#### To do:
Show every line of the data that includes the word "Ability".

Web page and app entries
────

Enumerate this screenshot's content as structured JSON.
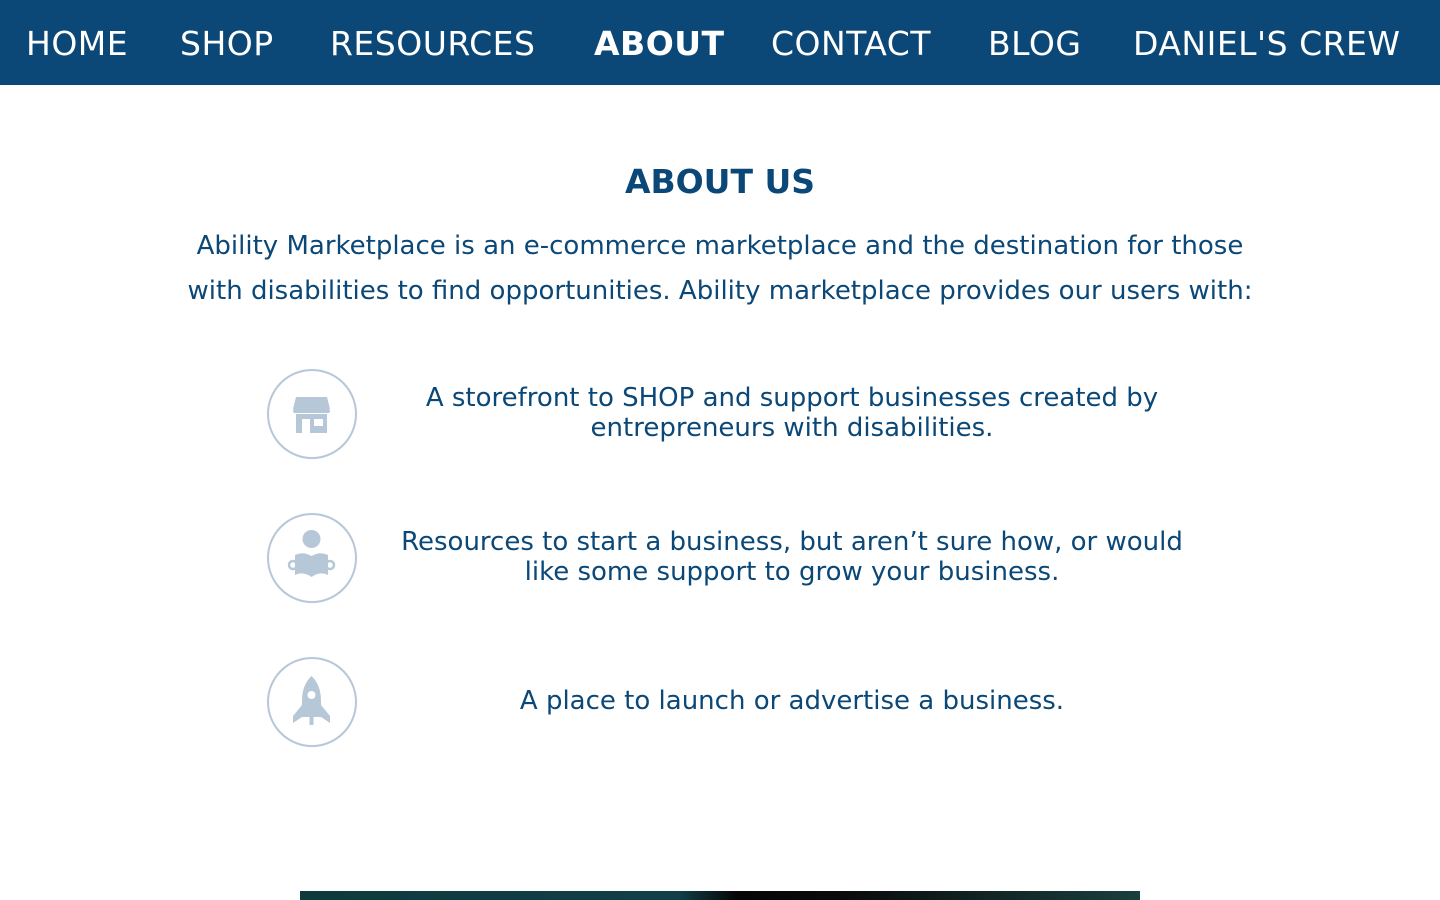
{
  "nav": {
    "items": [
      {
        "label": "HOME"
      },
      {
        "label": "SHOP"
      },
      {
        "label": "RESOURCES"
      },
      {
        "label": "ABOUT"
      },
      {
        "label": "CONTACT"
      },
      {
        "label": "BLOG"
      },
      {
        "label": "DANIEL'S CREW"
      }
    ],
    "active": "ABOUT"
  },
  "about": {
    "title": "ABOUT US",
    "intro_line1": "Ability Marketplace is an e-commerce marketplace and the destination for those",
    "intro_line2": "with disabilities to find opportunities. Ability marketplace provides our users with:",
    "features": [
      {
        "icon": "storefront-icon",
        "line1": "A storefront to SHOP and support businesses created by",
        "line2": "entrepreneurs with disabilities."
      },
      {
        "icon": "person-reading-icon",
        "line1": "Resources to start a business, but aren’t sure how, or would",
        "line2": "like some support to grow your business."
      },
      {
        "icon": "rocket-icon",
        "line1": "A place to launch or advertise a business."
      }
    ]
  },
  "colors": {
    "brand_blue": "#0b4877",
    "icon_gray_blue": "#b6c7d7",
    "nav_text": "#ffffff"
  }
}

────

#### Solution to this exercise:
    "intro_line1": "Ability Marketplace is an e-commerce marketplace and the destination for those",
    "intro_line2": "with disabilities to find opportunities. Ability marketplace provides our users with:",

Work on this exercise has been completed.